*Try it*:
Compute how many lines in the entries below contain "arrow", and output nothing but the number.

*Data under study*:
-------------------------

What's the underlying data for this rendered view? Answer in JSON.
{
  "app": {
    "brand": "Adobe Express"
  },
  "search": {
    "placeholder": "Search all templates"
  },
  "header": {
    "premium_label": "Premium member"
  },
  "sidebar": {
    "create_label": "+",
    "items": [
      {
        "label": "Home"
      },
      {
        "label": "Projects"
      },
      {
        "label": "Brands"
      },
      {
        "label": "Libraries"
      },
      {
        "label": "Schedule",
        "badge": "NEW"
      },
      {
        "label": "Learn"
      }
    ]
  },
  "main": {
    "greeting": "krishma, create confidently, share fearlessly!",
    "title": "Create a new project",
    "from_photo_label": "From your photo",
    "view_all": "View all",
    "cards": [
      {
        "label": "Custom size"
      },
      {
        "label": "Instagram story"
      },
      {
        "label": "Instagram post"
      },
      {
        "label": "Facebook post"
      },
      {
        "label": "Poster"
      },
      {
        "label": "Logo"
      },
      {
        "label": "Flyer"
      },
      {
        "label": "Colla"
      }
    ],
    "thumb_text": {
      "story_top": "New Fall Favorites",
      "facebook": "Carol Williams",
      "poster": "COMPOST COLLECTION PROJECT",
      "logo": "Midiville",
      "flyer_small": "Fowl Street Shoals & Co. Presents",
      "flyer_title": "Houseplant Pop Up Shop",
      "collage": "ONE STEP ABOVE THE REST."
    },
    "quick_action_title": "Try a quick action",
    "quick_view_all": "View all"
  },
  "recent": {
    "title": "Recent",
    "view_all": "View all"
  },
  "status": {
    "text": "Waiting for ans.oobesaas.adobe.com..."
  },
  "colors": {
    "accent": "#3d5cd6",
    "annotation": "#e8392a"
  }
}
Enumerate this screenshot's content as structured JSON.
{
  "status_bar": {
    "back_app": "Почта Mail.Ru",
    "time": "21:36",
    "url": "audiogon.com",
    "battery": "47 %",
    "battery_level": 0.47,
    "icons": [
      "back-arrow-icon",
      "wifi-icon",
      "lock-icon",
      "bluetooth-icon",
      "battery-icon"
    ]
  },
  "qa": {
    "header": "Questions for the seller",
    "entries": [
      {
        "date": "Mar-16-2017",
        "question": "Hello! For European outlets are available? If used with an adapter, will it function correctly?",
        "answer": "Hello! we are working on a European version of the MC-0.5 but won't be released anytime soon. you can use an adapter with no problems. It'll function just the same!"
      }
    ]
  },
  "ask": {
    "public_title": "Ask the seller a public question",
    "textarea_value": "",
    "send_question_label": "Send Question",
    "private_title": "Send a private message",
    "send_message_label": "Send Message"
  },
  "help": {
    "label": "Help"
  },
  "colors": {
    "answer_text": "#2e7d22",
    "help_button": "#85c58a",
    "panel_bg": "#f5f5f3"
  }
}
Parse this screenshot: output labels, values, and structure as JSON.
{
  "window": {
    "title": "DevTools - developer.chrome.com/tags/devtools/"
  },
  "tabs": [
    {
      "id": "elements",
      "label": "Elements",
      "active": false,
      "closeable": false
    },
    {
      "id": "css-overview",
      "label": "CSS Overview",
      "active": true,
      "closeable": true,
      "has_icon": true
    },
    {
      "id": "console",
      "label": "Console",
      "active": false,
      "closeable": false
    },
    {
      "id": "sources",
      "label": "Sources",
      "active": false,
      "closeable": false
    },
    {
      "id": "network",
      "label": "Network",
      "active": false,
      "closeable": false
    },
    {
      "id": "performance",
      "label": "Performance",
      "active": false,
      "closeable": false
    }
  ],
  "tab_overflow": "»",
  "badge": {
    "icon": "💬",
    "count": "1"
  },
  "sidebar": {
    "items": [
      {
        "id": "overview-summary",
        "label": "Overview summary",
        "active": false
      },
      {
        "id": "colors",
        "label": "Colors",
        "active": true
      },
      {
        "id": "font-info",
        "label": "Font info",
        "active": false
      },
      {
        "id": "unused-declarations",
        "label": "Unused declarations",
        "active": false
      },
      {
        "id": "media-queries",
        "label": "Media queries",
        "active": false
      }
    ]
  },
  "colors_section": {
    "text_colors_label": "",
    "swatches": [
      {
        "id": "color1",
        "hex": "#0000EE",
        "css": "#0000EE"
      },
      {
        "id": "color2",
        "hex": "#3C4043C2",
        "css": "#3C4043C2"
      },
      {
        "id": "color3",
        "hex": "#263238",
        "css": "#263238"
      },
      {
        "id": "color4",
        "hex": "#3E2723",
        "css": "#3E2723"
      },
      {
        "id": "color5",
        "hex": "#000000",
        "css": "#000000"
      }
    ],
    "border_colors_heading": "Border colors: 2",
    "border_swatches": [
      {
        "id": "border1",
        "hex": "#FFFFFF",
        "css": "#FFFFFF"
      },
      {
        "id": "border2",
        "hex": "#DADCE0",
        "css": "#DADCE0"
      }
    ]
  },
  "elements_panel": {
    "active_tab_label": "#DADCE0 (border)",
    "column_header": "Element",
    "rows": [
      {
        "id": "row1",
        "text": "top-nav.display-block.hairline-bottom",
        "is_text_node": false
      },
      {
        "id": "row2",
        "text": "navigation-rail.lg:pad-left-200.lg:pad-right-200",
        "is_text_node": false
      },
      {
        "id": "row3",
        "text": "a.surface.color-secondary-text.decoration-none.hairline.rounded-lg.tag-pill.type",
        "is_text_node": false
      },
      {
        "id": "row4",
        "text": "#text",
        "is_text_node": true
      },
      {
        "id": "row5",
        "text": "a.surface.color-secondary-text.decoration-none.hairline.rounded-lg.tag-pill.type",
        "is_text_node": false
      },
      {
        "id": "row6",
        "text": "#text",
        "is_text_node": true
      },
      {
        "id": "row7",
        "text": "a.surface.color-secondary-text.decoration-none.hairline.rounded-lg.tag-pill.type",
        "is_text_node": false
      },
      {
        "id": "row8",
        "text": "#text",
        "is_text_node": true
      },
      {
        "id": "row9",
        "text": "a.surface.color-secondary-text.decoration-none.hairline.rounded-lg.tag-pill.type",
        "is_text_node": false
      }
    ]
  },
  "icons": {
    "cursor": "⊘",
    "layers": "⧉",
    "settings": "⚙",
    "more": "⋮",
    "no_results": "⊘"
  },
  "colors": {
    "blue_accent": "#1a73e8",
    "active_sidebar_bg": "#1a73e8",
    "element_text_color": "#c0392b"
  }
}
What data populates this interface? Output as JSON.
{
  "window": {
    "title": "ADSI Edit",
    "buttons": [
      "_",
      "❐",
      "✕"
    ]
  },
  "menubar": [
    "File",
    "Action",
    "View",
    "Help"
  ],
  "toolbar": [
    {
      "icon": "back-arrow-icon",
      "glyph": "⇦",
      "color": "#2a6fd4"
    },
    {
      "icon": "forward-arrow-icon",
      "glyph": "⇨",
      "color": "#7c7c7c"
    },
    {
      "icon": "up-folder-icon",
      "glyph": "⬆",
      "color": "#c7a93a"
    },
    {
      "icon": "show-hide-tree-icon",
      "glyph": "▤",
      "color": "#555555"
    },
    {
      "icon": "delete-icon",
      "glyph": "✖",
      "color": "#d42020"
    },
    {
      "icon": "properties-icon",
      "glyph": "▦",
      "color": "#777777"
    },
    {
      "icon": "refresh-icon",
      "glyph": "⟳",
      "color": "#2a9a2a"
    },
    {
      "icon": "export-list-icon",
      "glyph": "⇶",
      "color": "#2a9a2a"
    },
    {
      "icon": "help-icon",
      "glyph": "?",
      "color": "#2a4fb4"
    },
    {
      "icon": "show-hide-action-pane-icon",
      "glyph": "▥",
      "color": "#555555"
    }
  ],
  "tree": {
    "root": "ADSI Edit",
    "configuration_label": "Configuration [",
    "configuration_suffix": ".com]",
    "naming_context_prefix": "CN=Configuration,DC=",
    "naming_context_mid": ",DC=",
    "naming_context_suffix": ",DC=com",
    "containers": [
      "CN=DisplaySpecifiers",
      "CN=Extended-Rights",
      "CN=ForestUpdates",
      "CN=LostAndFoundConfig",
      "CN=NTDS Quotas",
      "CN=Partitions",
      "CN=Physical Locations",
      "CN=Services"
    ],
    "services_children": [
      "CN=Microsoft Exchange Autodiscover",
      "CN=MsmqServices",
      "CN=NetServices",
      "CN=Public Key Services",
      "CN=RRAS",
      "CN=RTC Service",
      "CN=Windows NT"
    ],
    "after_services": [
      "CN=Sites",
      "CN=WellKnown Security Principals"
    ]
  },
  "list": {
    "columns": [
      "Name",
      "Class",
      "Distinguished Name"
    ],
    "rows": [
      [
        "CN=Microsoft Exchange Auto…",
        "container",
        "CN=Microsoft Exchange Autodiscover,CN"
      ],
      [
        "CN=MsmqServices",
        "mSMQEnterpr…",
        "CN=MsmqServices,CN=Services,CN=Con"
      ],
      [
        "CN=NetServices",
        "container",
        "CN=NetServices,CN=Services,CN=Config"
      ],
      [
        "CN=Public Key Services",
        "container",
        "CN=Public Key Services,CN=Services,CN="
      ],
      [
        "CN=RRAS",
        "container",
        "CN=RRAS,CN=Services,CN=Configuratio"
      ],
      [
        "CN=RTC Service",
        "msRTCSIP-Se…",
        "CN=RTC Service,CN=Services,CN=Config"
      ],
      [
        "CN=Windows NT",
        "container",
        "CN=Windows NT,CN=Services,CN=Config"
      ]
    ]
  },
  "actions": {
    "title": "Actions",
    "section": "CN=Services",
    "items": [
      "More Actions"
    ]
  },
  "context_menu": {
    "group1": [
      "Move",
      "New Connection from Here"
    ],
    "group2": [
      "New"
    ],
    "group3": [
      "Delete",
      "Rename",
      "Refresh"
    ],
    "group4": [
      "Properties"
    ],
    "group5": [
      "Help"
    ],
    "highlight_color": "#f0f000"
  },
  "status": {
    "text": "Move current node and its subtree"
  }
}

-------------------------

*Result of the exercise*:
3